------ EXTRACTED MATERIAL
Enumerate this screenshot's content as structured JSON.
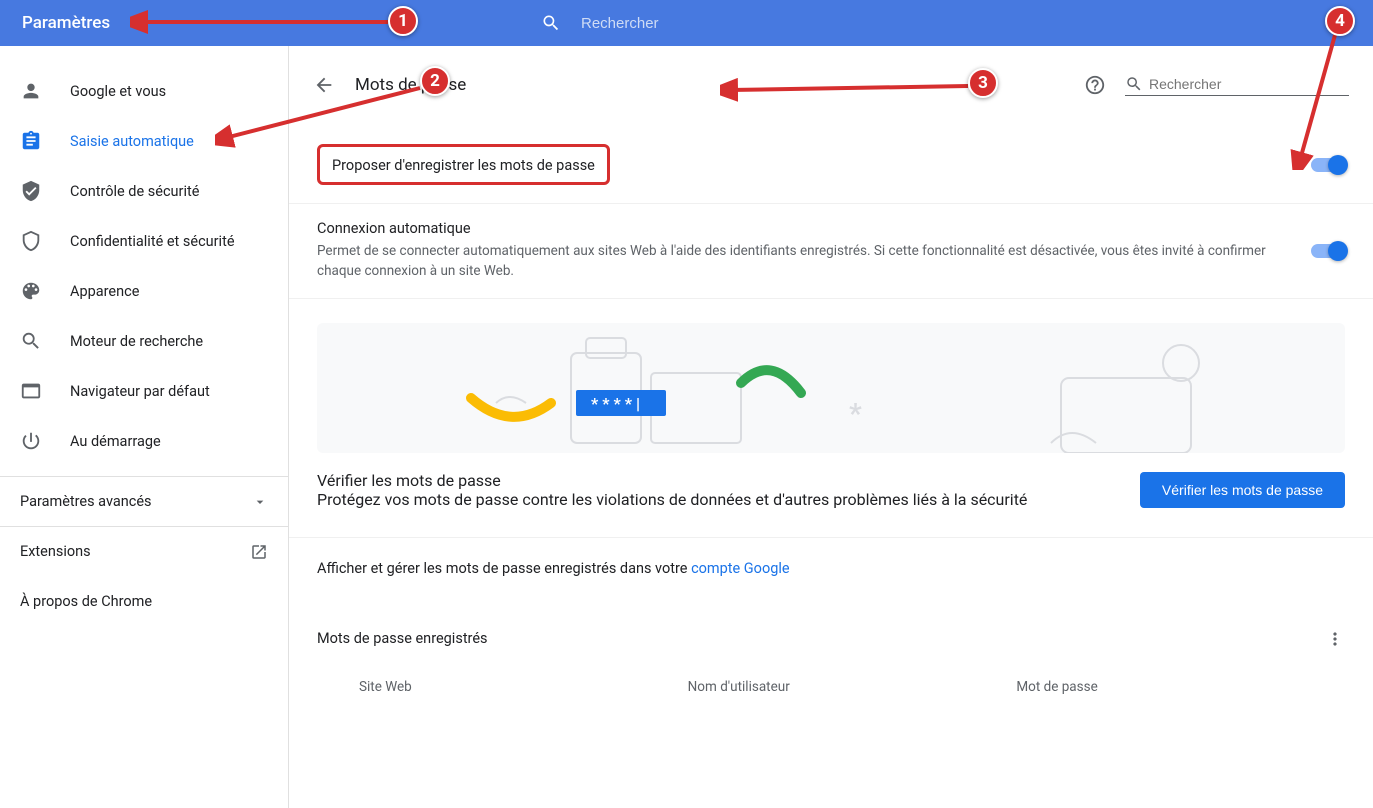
{
  "header": {
    "title": "Paramètres",
    "search_placeholder": "Rechercher"
  },
  "sidebar": {
    "items": [
      {
        "label": "Google et vous",
        "icon": "person-icon"
      },
      {
        "label": "Saisie automatique",
        "icon": "clipboard-icon",
        "active": true
      },
      {
        "label": "Contrôle de sécurité",
        "icon": "shield-check-icon"
      },
      {
        "label": "Confidentialité et sécurité",
        "icon": "shield-icon"
      },
      {
        "label": "Apparence",
        "icon": "palette-icon"
      },
      {
        "label": "Moteur de recherche",
        "icon": "search-icon"
      },
      {
        "label": "Navigateur par défaut",
        "icon": "browser-icon"
      },
      {
        "label": "Au démarrage",
        "icon": "power-icon"
      }
    ],
    "advanced_label": "Paramètres avancés",
    "extensions_label": "Extensions",
    "about_label": "À propos de Chrome"
  },
  "page": {
    "title": "Mots de passe",
    "search_placeholder": "Rechercher",
    "offer_save_label": "Proposer d'enregistrer les mots de passe",
    "auto_signin_label": "Connexion automatique",
    "auto_signin_desc": "Permet de se connecter automatiquement aux sites Web à l'aide des identifiants enregistrés. Si cette fonctionnalité est désactivée, vous êtes invité à confirmer chaque connexion à un site Web.",
    "verify_title": "Vérifier les mots de passe",
    "verify_desc": "Protégez vos mots de passe contre les violations de données et d'autres problèmes liés à la sécurité",
    "verify_button": "Vérifier les mots de passe",
    "manage_text_prefix": "Afficher et gérer les mots de passe enregistrés dans votre ",
    "manage_link": "compte Google",
    "saved_section_title": "Mots de passe enregistrés",
    "table_cols": {
      "site": "Site Web",
      "user": "Nom d'utilisateur",
      "pass": "Mot de passe"
    }
  },
  "annotations": {
    "1": "1",
    "2": "2",
    "3": "3",
    "4": "4"
  }
}
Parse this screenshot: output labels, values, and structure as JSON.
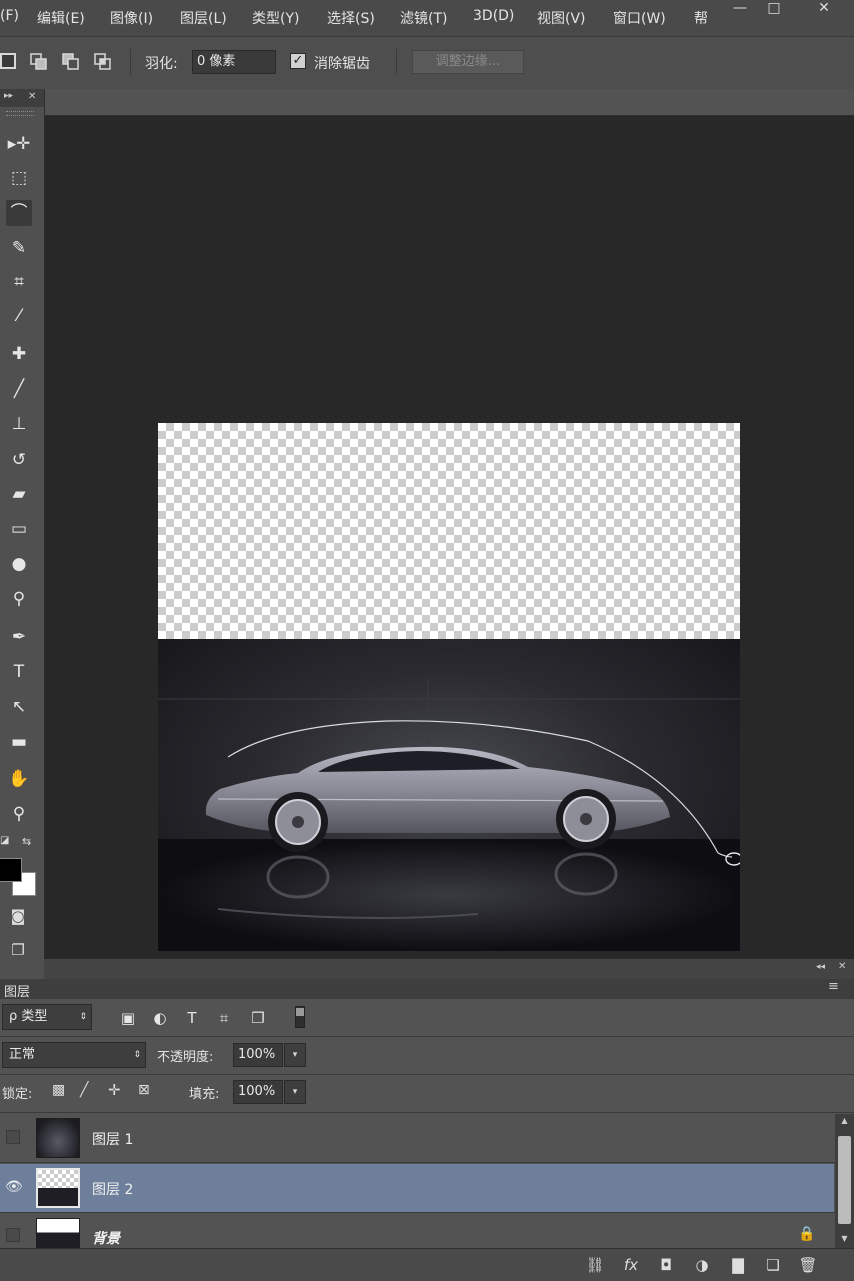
{
  "menu": {
    "items": [
      "(F)",
      "编辑(E)",
      "图像(I)",
      "图层(L)",
      "类型(Y)",
      "选择(S)",
      "滤镜(T)",
      "3D(D)",
      "视图(V)",
      "窗口(W)",
      "帮"
    ]
  },
  "window_controls": {
    "minimize": "—",
    "restore": "□",
    "close": "✕"
  },
  "options": {
    "feather_label": "羽化:",
    "feather_value": "0 像素",
    "antialias_label": "消除锯齿",
    "antialias_checked": true,
    "refine_edge_label": "调整边缘..."
  },
  "toolbar_header": {
    "collapse": "▸▸",
    "close": "✕"
  },
  "tools": [
    {
      "name": "move-tool-icon",
      "glyph": "▸✛"
    },
    {
      "name": "marquee-tool-icon",
      "glyph": "⬚"
    },
    {
      "name": "lasso-tool-icon",
      "glyph": "⌒",
      "active": true
    },
    {
      "name": "quick-selection-tool-icon",
      "glyph": "✎"
    },
    {
      "name": "crop-tool-icon",
      "glyph": "⌗"
    },
    {
      "name": "eyedropper-tool-icon",
      "glyph": "⁄"
    },
    {
      "name": "healing-brush-tool-icon",
      "glyph": "✚"
    },
    {
      "name": "brush-tool-icon",
      "glyph": "╱"
    },
    {
      "name": "clone-stamp-tool-icon",
      "glyph": "⊥"
    },
    {
      "name": "history-brush-tool-icon",
      "glyph": "↺"
    },
    {
      "name": "eraser-tool-icon",
      "glyph": "▰"
    },
    {
      "name": "gradient-tool-icon",
      "glyph": "▭"
    },
    {
      "name": "blur-tool-icon",
      "glyph": "●"
    },
    {
      "name": "dodge-tool-icon",
      "glyph": "⚲"
    },
    {
      "name": "pen-tool-icon",
      "glyph": "✒"
    },
    {
      "name": "type-tool-icon",
      "glyph": "T"
    },
    {
      "name": "path-selection-tool-icon",
      "glyph": "↖"
    },
    {
      "name": "rectangle-tool-icon",
      "glyph": "▬"
    },
    {
      "name": "hand-tool-icon",
      "glyph": "✋"
    },
    {
      "name": "zoom-tool-icon",
      "glyph": "⚲"
    }
  ],
  "colors": {
    "foreground": "#000000",
    "background": "#ffffff",
    "selected_layer": "#6e7f9b"
  },
  "layers_panel": {
    "title": "图层",
    "filter_label": "ρ 类型",
    "blend_mode": "正常",
    "opacity_label": "不透明度:",
    "opacity_value": "100%",
    "lock_label": "锁定:",
    "fill_label": "填充:",
    "fill_value": "100%",
    "layers": [
      {
        "name": "图层 1",
        "visible": false,
        "selected": false
      },
      {
        "name": "图层 2",
        "visible": true,
        "selected": true
      },
      {
        "name": "背景",
        "visible": false,
        "selected": false,
        "locked": true
      }
    ]
  },
  "panel_controls": {
    "collapse": "◂◂",
    "close": "✕",
    "menu": "≡"
  }
}
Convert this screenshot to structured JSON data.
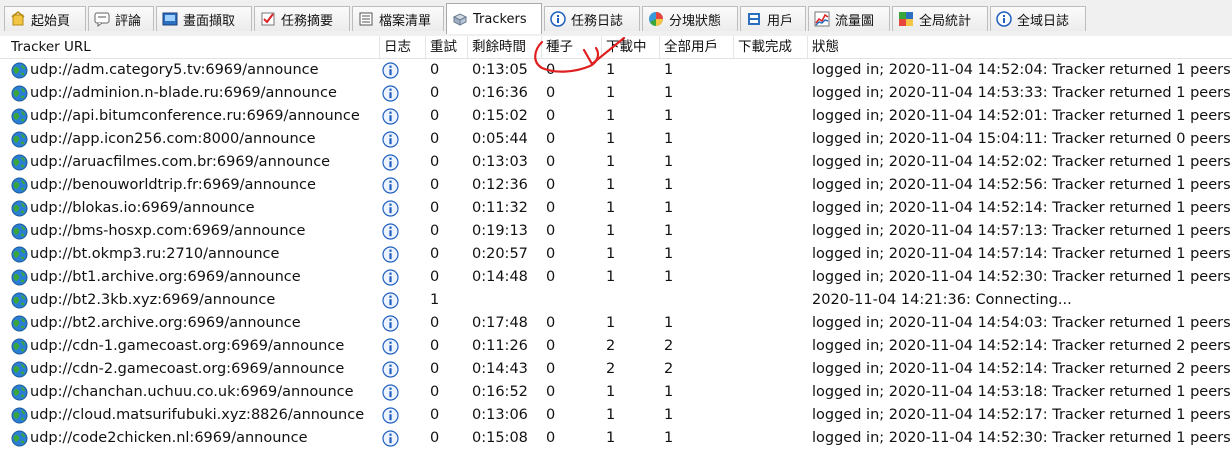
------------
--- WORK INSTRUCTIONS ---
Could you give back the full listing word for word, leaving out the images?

--- ANSWER SECTION ---
Enumerate this screenshot's content as structured JSON.
{
  "header": {
    "title": "Paramètres",
    "search_placeholder": "Rechercher"
  },
  "sidebar": {
    "items": [
      {
        "label": "Google et vous",
        "icon": "person-icon"
      },
      {
        "label": "Saisie automatique",
        "icon": "clipboard-icon",
        "active": true
      },
      {
        "label": "Contrôle de sécurité",
        "icon": "shield-check-icon"
      },
      {
        "label": "Confidentialité et sécurité",
        "icon": "shield-icon"
      },
      {
        "label": "Apparence",
        "icon": "palette-icon"
      },
      {
        "label": "Moteur de recherche",
        "icon": "search-icon"
      },
      {
        "label": "Navigateur par défaut",
        "icon": "browser-icon"
      },
      {
        "label": "Au démarrage",
        "icon": "power-icon"
      }
    ],
    "advanced_label": "Paramètres avancés",
    "extensions_label": "Extensions",
    "about_label": "À propos de Chrome"
  },
  "page": {
    "title": "Mots de passe",
    "search_placeholder": "Rechercher",
    "offer_save_label": "Proposer d'enregistrer les mots de passe",
    "auto_signin_label": "Connexion automatique",
    "auto_signin_desc": "Permet de se connecter automatiquement aux sites Web à l'aide des identifiants enregistrés. Si cette fonctionnalité est désactivée, vous êtes invité à confirmer chaque connexion à un site Web.",
    "verify_title": "Vérifier les mots de passe",
    "verify_desc": "Protégez vos mots de passe contre les violations de données et d'autres problèmes liés à la sécurité",
    "verify_button": "Vérifier les mots de passe",
    "manage_text_prefix": "Afficher et gérer les mots de passe enregistrés dans votre ",
    "manage_link": "compte Google",
    "saved_section_title": "Mots de passe enregistrés",
    "table_cols": {
      "site": "Site Web",
      "user": "Nom d'utilisateur",
      "pass": "Mot de passe"
    }
  },
  "annotations": {
    "1": "1",
    "2": "2",
    "3": "3",
    "4": "4"
  }
}
Parse this screenshot: output labels, values, and structure as JSON.
{
  "menu": {
    "items": [
      "(F)",
      "编辑(E)",
      "图像(I)",
      "图层(L)",
      "类型(Y)",
      "选择(S)",
      "滤镜(T)",
      "3D(D)",
      "视图(V)",
      "窗口(W)",
      "帮"
    ]
  },
  "window_controls": {
    "minimize": "—",
    "restore": "□",
    "close": "✕"
  },
  "options": {
    "feather_label": "羽化:",
    "feather_value": "0 像素",
    "antialias_label": "消除锯齿",
    "antialias_checked": true,
    "refine_edge_label": "调整边缘..."
  },
  "toolbar_header": {
    "collapse": "▸▸",
    "close": "✕"
  },
  "tools": [
    {
      "name": "move-tool-icon",
      "glyph": "▸✛"
    },
    {
      "name": "marquee-tool-icon",
      "glyph": "⬚"
    },
    {
      "name": "lasso-tool-icon",
      "glyph": "⌒",
      "active": true
    },
    {
      "name": "quick-selection-tool-icon",
      "glyph": "✎"
    },
    {
      "name": "crop-tool-icon",
      "glyph": "⌗"
    },
    {
      "name": "eyedropper-tool-icon",
      "glyph": "⁄"
    },
    {
      "name": "healing-brush-tool-icon",
      "glyph": "✚"
    },
    {
      "name": "brush-tool-icon",
      "glyph": "╱"
    },
    {
      "name": "clone-stamp-tool-icon",
      "glyph": "⊥"
    },
    {
      "name": "history-brush-tool-icon",
      "glyph": "↺"
    },
    {
      "name": "eraser-tool-icon",
      "glyph": "▰"
    },
    {
      "name": "gradient-tool-icon",
      "glyph": "▭"
    },
    {
      "name": "blur-tool-icon",
      "glyph": "●"
    },
    {
      "name": "dodge-tool-icon",
      "glyph": "⚲"
    },
    {
      "name": "pen-tool-icon",
      "glyph": "✒"
    },
    {
      "name": "type-tool-icon",
      "glyph": "T"
    },
    {
      "name": "path-selection-tool-icon",
      "glyph": "↖"
    },
    {
      "name": "rectangle-tool-icon",
      "glyph": "▬"
    },
    {
      "name": "hand-tool-icon",
      "glyph": "✋"
    },
    {
      "name": "zoom-tool-icon",
      "glyph": "⚲"
    }
  ],
  "colors": {
    "foreground": "#000000",
    "background": "#ffffff",
    "selected_layer": "#6e7f9b"
  },
  "layers_panel": {
    "title": "图层",
    "filter_label": "ρ 类型",
    "blend_mode": "正常",
    "opacity_label": "不透明度:",
    "opacity_value": "100%",
    "lock_label": "锁定:",
    "fill_label": "填充:",
    "fill_value": "100%",
    "layers": [
      {
        "name": "图层 1",
        "visible": false,
        "selected": false
      },
      {
        "name": "图层 2",
        "visible": true,
        "selected": true
      },
      {
        "name": "背景",
        "visible": false,
        "selected": false,
        "locked": true
      }
    ]
  },
  "panel_controls": {
    "collapse": "◂◂",
    "close": "✕",
    "menu": "≡"
  }
}
Convert this screenshot to structured JSON data.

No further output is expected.